1980 - 5th Printing, July, 1988
In the early days of earth’s evolutionary life, the Mastodon roamed the Barrington area. Remains of this elephant-type animal were found buried in a peat bog near Interstate Hwy. 90, south of Barrington.
In more recent historical times, the late 1700’s and early 1800’s found this area interspersed with woods and rolling prairies, dotted with small lakes and peat bogs. The animals ranging yesterday’s Barrington can still be found in existence today. They included buffalo, deer, wolves, coyotes, beaver, ermine and many other small wildlife. The carrier pigeon flew through this area by the billions and were joined by large numbers of prairie chicken, quail, eagles and hawks.

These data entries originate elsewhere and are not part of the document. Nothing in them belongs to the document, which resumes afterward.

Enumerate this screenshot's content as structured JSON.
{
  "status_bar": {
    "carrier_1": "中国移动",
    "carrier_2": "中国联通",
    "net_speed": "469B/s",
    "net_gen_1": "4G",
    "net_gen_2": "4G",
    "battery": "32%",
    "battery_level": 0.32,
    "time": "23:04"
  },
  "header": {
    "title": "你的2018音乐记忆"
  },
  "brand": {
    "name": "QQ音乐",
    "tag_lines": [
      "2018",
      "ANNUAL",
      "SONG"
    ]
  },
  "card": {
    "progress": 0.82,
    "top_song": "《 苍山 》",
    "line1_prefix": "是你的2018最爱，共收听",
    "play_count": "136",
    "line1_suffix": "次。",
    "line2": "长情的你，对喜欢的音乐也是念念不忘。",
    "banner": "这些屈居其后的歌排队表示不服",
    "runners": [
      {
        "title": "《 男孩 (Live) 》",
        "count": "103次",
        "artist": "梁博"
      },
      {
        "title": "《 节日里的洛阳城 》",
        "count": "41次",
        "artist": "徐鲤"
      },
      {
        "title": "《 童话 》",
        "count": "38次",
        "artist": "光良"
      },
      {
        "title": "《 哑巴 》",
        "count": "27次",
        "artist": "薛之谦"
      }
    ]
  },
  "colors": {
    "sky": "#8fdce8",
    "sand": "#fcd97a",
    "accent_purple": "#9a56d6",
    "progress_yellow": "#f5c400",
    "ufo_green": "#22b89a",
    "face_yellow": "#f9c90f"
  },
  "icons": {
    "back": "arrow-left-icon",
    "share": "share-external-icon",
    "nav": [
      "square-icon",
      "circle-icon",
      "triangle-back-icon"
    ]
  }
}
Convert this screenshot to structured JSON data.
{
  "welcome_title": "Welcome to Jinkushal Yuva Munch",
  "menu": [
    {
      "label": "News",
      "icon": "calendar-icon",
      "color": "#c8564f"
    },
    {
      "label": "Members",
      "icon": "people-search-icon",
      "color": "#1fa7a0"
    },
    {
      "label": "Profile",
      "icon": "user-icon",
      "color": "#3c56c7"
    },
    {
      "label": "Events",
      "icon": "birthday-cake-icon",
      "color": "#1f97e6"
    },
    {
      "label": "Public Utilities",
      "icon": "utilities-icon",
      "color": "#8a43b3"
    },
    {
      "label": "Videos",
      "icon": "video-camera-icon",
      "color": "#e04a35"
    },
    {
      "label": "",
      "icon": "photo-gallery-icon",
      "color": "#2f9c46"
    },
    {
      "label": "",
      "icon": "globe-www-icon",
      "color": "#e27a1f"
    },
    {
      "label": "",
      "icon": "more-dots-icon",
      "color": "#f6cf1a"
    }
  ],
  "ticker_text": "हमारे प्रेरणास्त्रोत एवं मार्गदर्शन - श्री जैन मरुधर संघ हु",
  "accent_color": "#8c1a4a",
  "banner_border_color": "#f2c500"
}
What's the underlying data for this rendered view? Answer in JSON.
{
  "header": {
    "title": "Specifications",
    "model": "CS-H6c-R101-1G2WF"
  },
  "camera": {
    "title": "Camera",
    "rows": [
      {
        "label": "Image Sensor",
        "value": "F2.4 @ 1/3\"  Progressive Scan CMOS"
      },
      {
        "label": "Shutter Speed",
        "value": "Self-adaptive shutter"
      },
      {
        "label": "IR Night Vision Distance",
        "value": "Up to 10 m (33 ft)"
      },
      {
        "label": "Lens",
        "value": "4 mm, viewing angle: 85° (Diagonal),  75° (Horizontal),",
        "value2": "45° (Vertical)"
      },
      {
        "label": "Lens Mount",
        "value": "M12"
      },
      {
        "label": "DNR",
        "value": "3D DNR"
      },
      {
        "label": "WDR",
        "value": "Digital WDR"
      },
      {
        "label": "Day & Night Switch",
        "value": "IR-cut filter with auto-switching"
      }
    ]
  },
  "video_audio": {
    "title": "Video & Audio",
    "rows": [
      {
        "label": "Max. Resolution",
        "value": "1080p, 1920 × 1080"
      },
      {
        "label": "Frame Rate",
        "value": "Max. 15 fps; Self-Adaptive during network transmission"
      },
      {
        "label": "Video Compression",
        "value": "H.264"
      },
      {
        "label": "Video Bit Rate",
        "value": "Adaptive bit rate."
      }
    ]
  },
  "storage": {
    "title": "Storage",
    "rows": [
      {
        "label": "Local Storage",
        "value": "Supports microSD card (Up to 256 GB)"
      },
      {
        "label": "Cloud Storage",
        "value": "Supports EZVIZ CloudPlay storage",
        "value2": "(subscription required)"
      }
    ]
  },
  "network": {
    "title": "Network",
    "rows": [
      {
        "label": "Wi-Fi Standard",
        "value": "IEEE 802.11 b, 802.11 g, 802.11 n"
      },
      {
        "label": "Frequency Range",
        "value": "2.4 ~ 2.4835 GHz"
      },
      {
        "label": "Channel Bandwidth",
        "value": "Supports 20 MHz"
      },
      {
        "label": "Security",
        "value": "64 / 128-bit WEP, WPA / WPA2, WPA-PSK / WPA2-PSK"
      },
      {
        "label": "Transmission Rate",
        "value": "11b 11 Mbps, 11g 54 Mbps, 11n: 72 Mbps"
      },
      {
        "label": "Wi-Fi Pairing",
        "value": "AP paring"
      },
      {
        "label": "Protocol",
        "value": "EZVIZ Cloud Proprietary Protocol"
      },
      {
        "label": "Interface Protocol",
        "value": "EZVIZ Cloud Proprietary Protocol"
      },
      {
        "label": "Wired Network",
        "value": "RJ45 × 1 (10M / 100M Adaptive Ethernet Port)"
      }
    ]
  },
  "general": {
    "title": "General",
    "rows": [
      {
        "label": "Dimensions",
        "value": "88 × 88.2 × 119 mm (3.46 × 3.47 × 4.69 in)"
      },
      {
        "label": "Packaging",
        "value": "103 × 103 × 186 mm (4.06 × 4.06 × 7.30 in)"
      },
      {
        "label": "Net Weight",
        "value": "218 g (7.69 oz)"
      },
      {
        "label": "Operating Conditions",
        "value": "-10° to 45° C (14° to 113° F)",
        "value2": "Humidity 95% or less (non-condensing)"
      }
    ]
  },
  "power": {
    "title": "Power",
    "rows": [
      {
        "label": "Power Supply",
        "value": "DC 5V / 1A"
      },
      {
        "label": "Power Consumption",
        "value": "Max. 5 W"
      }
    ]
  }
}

The Potawatomie Indians were in this territory when the white men first arrived. The Chippewa and Ottawa tribes also made some use of this region. In 1832, the Blackhawk War broke out in the northwestern part of Illinois, and also in southern Wisconsin. Thousands of troops were sent in by the Government to control these uprisings. Loss in Indian lives was huge. Chief Blackhawk was captured and put in prison. The tribes represented among his slain followers included the Kickapoo, Sac, Winnebago, and Potawatomie. When peace was finally achieved in 1833, a treaty was signed in which the Indians agreed to leave this territory and move west of the Mississippi. They were allowed three years to accomplish their relocation, and were paid the sum of $100,000. The government agreed that no white man would be allowed a land grant to homestead in the territory before August, 1836.
However, as was the case with many Indian treaties, the white man broke his word. There are records of Jessie F. Miller and William Van Orsdal squatting on land in 1834, in a section of Barrington Township. This would be in the location of where the Barrington Center Church now is and also on the south side of Brinker Road. Of course, that was all heavily wooded territory, and later on they called that section Millers Grove. Records further show that in 1834, there were still about 500 Potawatomie Indians living in an encampment close to the land settled by Miller and Van Orsdal.
In 1836, more pioneers from the East migrated to this area after hearing tales of the fertile soil in Illinois. Some of these people originated from Great Barrington, Massachusetts, thus giving Barrington its name. The land grants issued to these pioneers were signed by President Tyler and later by President Polk. Most of the pioneers came by covered wagon, drawn by oxen. Others came by way of the Great Lakes to Chicago. Still more traveled up the Mississippi to the Illinois River and then overland to this region.
The pioneers’ first dwellings were log cabins with dirt floors. The cabins and the furnishings in them were very simple in design. Although it would take at least two men to construct a log cabin, all but the roof could be erected in a single day.
In December of 1840, our Barrington pioneers met in the cabin of William H. Otis, located at the southeast corner of Route 62 and Bartlett Roads. At that meeting they decided to incorporate the area as Barrington Township. The minutes taken at that meeting show eighteen votes for incorporation and one against. The following month, the pioneers again met in the same cabin to map out school districts. In 1846, a log school house was built where the Catlow Theater now stands on West Main Street. This building accommodated the few children of the area who would walk several miles to be taught only as much as the school master himself knew. Log schoolhouses built around that time had one pot-bellied stove with a jacket around part of it to deflect the heat. The first person, pupil or teacher, arriving first in the morning had to go to the wood-shed and get the key to unlock the school. That person was responsible for starting the fire in the stove.
The Octagon House is a Private Residence and is Not Part of the Museum Campus, please view from sidewalk only. The Octagon House is on the National Register of Historic Places. The house was probably built in the 1860's with the completion circa 1881. The Octagon House has undergoing complete restoration, according to the standards of the U.S. Dept. of The Interior. The Octagon House is located directly across the street from the Barrington History Museum.